- TASK GOAL
Would you copy each line of the data below that has "Contact"?

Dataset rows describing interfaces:
*** Block opens ***

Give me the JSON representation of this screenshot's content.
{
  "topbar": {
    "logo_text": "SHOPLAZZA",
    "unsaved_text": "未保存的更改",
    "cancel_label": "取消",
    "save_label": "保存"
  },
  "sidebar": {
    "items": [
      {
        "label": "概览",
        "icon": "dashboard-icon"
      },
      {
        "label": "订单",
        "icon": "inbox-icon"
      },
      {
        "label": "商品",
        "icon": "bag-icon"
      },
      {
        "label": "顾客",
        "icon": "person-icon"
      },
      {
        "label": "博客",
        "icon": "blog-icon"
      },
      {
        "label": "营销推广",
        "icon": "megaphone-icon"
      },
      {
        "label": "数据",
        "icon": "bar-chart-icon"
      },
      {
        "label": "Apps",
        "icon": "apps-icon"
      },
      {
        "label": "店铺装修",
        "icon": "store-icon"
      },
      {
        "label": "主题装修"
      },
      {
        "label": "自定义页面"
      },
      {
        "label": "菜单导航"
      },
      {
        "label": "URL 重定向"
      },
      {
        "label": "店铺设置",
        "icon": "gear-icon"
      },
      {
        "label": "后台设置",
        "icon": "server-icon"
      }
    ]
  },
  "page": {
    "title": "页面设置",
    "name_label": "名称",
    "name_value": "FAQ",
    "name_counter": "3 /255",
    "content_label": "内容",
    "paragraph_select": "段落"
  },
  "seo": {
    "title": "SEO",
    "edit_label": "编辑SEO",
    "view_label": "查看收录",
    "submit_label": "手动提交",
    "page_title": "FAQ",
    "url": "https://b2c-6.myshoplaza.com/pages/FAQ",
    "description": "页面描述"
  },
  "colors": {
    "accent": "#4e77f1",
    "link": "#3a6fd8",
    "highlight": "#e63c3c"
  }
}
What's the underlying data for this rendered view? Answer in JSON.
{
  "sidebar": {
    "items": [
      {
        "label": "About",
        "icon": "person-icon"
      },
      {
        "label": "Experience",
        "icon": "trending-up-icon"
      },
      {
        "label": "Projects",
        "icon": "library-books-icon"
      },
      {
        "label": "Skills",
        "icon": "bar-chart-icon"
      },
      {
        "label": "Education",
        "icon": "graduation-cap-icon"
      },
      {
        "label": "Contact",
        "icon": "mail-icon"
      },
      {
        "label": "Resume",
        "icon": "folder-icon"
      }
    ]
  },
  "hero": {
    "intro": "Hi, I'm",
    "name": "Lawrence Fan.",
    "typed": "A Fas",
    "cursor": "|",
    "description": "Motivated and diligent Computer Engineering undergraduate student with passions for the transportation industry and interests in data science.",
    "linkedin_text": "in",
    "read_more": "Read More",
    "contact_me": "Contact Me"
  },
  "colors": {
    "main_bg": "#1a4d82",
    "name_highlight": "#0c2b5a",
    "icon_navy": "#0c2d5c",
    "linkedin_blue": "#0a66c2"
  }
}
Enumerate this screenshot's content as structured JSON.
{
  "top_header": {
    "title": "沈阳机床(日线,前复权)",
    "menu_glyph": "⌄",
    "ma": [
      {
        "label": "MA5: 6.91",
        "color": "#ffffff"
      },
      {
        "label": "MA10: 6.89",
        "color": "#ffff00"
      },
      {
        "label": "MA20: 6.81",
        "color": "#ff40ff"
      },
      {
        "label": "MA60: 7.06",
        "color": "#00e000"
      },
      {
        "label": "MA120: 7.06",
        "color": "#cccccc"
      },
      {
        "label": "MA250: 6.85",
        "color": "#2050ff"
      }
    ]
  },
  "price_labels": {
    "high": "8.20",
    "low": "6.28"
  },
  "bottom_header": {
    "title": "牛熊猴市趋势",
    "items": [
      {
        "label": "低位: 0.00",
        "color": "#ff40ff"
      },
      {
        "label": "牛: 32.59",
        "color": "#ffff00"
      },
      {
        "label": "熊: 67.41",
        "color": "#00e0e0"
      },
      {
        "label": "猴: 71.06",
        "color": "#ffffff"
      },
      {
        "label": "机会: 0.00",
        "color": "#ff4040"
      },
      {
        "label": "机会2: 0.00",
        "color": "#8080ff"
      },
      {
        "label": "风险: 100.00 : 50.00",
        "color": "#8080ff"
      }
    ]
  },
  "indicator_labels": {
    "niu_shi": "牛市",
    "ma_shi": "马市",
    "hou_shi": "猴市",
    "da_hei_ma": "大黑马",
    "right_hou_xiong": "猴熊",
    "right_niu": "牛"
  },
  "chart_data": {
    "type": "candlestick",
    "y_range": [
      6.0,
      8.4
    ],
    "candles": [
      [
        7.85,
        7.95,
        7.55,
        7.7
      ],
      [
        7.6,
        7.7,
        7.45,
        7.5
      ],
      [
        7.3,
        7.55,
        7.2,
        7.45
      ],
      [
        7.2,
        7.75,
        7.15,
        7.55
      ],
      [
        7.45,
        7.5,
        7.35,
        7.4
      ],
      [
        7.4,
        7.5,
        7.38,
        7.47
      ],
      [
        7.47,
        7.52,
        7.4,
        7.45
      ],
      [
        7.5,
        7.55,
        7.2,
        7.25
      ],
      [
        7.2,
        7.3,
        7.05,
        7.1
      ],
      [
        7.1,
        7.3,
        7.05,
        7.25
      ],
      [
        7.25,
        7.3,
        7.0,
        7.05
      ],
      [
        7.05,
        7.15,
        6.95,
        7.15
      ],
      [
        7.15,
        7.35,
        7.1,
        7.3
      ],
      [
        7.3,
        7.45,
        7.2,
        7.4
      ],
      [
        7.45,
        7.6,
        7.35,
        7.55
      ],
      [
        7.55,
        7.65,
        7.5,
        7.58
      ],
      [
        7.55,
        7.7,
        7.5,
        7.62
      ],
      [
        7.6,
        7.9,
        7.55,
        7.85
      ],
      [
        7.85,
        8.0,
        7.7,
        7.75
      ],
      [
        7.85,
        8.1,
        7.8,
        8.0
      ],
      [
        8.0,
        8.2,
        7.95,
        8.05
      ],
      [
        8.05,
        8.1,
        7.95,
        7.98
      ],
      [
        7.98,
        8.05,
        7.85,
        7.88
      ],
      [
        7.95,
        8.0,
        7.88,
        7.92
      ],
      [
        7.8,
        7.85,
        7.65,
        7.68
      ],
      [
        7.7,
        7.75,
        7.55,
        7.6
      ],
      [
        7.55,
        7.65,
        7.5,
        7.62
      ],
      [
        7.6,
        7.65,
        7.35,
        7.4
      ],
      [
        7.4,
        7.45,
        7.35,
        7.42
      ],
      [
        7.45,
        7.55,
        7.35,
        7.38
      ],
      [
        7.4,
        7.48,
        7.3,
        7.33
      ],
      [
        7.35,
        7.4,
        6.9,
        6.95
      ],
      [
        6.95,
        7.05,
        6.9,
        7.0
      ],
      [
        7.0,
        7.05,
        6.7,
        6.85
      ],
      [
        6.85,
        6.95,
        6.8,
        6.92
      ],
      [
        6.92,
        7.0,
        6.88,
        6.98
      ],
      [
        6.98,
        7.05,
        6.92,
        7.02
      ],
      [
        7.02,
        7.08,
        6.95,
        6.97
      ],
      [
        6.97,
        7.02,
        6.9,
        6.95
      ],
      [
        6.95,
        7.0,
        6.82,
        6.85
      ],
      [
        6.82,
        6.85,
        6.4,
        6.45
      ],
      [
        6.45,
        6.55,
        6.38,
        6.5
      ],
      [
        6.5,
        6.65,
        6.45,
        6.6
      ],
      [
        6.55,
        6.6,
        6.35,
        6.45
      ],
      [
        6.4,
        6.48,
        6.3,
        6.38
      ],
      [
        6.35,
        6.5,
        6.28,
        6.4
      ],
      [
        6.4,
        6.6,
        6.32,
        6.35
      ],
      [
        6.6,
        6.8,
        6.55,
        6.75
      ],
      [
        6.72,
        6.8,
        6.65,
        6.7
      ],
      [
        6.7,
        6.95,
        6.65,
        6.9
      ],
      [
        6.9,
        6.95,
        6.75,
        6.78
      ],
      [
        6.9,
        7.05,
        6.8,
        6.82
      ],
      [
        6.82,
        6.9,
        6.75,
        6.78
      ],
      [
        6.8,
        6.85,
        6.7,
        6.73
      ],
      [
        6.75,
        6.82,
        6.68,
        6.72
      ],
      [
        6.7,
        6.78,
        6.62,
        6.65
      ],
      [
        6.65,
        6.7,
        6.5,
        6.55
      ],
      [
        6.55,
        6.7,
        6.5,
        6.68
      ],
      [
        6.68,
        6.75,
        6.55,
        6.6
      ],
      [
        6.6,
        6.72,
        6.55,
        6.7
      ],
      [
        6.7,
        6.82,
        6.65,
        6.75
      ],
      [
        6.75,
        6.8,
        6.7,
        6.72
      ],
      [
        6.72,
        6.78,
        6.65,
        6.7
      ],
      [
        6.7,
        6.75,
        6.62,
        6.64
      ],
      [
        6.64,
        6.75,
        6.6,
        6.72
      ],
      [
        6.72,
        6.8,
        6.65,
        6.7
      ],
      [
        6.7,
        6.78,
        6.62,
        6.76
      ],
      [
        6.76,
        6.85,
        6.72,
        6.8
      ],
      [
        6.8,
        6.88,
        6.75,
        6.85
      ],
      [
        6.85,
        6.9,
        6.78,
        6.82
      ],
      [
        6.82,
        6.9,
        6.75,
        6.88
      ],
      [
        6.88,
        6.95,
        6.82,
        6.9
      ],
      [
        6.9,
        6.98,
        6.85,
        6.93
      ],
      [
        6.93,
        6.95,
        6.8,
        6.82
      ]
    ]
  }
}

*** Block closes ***

- WRITTEN RESPONSE
        "label": "Contact",
    "contact_me": "Contact Me"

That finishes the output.